Intuitively, it makes sense that stress impacts fertility in a negative way.
We know that unchecked stress can impact your thoughts, feelings, and behavior. We also know that stress can lead to many physical issues, including high blood pressure, heart disease, obesity, and diabetes. If you stress animals with over-crowding or limitations to food access, their fertility rates decrease. With more comfortable surroundings and access to food, they quickly begin to reproduce normally. Is there also a connection between fertility and stress in humans?
Stress And Infertility
The correlation between stress levels in women and the time women take to get pregnant was first documented in a study published by Courtney Lynch, PhD and her colleagues at Ohio State University. Her study demonstrated that women who had the highest levels of a stress-related hormone when they began to try getting pregnant were twice as likely to go on to experience infertility as women who had the lowest levels.
Even without knowing that decreased stress is linked with higher fertility rates, we know that infertility is, in itself, extremely stressful.
Women who are experiencing infertility report the same levels of anxiety and depression as do women with cancer, HIV+ status, or heart disease.
Infertility Is Hard
Dealing with infertility is truly difficult. In many cases, the infertile couple is surrounded by fertile family and friends. Even the company or sight of children can trigger feelings of jealousy, anger, or sadness. Doctor appointments may lead to frequent work absences, stressful in itself, but even more so if there is discomfort stating the reason for the work absence or if made-up excuses are necessary. Even an infertile couple’s sex life can become a source of stress, as they begin to associate sex with failure. Treatment costs often add exponentially to these other stresses, so it should come as no surprise that most individuals experiencing infertility feel irritable and sad.
Why Learn Coping Skills?
Skills for coping with stress are useful for increasing both fertility success and overall quality of life. Coping skills decrease feelings of sadness and anxiety. They also decrease the odds of dropping out of treatment. Women who are depressed before they start infertility treatment are far more likely to drop out of treatment after only one cycle, thus limiting their chances of getting pregnant. Numerous studies show, however, that women who learn specific stress-reduction skills risk less anxiety and depression and have significantly higher pregnancy rates.
How To Manage Stress
Increasing a sense of control is often helpful in decreasing stress level. Some suggestions to regain a sense of control in your life include:
A Mind/Body Group: Research shows that women who attend a Mind/Body group not only see their level of depression and anxiety return to normal, but also double their chance of pregnancy. Mind/Body groups work by combining social support with specific stress-reduction training.
Therapy: If you are unable to find a local Mind/Body group, consider seeing a therapist who specializes in infertility counseling, and ask to learn the skills taught in Mind/Body groups.
Social Support: Infertility can be isolating, especially if you don’t share what you’re going through.
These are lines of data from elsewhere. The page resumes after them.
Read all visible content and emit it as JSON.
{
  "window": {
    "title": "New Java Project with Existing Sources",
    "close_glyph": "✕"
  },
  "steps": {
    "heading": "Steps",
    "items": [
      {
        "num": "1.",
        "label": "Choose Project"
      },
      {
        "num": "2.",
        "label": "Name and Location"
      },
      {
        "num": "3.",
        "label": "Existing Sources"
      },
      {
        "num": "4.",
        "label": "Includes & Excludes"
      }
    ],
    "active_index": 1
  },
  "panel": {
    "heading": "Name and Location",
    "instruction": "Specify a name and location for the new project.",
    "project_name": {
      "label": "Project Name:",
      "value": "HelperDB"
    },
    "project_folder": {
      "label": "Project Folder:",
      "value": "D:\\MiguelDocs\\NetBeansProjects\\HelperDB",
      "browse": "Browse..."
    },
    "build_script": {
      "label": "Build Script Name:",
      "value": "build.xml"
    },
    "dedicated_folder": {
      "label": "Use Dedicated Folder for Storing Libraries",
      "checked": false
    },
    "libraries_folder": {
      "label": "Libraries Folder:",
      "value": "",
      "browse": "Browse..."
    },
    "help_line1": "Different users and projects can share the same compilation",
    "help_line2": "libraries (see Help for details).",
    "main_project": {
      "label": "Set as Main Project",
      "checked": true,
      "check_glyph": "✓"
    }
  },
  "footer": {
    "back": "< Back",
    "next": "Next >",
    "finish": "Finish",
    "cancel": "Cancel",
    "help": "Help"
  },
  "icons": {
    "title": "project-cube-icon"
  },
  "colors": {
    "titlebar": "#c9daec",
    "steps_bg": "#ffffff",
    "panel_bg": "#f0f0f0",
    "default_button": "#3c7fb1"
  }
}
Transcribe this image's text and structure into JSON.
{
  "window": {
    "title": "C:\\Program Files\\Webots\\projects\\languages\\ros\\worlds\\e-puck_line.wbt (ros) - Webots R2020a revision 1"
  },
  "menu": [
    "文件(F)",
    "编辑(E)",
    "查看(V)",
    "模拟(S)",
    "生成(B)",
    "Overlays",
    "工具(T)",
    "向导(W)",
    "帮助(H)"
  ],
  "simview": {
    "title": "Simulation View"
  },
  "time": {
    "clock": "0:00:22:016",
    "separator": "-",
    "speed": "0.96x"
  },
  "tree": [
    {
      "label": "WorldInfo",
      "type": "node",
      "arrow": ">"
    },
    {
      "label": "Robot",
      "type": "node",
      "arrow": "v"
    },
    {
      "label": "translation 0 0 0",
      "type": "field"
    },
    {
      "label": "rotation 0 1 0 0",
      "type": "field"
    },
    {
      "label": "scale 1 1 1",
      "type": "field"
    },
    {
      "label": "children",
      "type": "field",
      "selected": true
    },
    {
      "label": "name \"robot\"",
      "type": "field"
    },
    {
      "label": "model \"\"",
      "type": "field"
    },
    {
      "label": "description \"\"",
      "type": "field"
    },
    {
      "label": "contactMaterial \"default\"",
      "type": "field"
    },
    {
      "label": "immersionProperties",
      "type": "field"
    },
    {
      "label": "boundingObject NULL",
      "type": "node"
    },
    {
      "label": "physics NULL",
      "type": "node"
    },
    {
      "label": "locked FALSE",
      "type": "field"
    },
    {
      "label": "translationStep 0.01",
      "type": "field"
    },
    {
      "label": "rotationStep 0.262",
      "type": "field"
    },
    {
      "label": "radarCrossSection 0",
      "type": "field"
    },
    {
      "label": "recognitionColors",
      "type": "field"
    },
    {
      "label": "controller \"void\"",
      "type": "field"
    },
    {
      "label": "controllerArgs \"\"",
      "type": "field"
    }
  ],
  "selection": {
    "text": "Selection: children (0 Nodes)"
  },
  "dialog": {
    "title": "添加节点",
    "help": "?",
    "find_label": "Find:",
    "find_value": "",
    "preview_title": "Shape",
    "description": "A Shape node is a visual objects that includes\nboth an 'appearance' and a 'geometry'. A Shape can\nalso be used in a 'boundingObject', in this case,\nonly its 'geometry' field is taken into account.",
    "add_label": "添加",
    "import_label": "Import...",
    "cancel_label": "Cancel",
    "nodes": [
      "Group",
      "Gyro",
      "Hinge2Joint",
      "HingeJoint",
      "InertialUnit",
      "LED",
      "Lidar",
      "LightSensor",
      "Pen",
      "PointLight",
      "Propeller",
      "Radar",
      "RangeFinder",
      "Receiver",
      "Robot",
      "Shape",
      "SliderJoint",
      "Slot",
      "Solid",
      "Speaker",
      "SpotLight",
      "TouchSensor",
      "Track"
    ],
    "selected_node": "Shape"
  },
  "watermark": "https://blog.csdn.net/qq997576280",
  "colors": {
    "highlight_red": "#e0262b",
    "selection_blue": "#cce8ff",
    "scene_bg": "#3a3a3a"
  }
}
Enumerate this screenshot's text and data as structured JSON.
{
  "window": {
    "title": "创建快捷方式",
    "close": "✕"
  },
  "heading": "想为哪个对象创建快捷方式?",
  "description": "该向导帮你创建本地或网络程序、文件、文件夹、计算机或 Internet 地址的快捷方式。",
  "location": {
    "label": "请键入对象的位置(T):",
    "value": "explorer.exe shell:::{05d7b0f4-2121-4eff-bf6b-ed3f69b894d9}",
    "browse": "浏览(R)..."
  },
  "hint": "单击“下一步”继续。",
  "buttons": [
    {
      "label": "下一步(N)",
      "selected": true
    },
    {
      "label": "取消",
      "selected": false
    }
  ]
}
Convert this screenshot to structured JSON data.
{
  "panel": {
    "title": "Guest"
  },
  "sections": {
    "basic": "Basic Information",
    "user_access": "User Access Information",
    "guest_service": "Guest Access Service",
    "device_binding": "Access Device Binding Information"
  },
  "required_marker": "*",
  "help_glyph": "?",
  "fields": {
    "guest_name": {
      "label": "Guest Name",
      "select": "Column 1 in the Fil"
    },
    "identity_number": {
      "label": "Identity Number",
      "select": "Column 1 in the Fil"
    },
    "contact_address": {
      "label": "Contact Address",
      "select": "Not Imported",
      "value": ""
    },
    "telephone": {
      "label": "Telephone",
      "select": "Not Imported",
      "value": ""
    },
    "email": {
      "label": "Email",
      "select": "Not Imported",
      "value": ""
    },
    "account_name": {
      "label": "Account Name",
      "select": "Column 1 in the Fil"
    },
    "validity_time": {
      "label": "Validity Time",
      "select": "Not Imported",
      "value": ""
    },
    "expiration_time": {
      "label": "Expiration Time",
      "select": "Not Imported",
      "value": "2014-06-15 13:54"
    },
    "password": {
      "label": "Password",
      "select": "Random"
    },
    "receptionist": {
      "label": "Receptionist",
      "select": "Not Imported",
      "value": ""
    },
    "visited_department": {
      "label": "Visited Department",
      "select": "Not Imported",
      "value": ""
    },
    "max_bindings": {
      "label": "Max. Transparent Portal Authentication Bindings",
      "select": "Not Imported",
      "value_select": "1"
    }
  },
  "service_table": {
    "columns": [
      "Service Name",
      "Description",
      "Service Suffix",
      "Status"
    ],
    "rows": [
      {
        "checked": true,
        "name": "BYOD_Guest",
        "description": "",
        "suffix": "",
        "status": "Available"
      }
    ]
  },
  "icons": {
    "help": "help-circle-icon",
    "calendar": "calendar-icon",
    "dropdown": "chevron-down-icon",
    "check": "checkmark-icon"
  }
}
Connecting with other women in the same situation is invaluable.
Dealing With Friends & Family
Each individual has his/her own unique response to stress, and you may notice that you and your partner respond differently to the same trigger. This is natural and normal. You are each coping in your own way. Support one another through the stress of infertility by respecting each other’s coping style.
Dealing with loved ones outside your primary relationship can be even more difficult, especially if they have not experienced infertility. Friends may have positive intentions, but their attempts to support you can sometimes feel hurtful.
Maintain Perspective, When Possible
Infertility is not a permanent crisis. Keep this in mind. Although infertility is emotionally painful, it will not have a permanent negative impact on the quality of your life. Most people who receive treatment do ultimately conceive, and if not, there are many ways to create a family.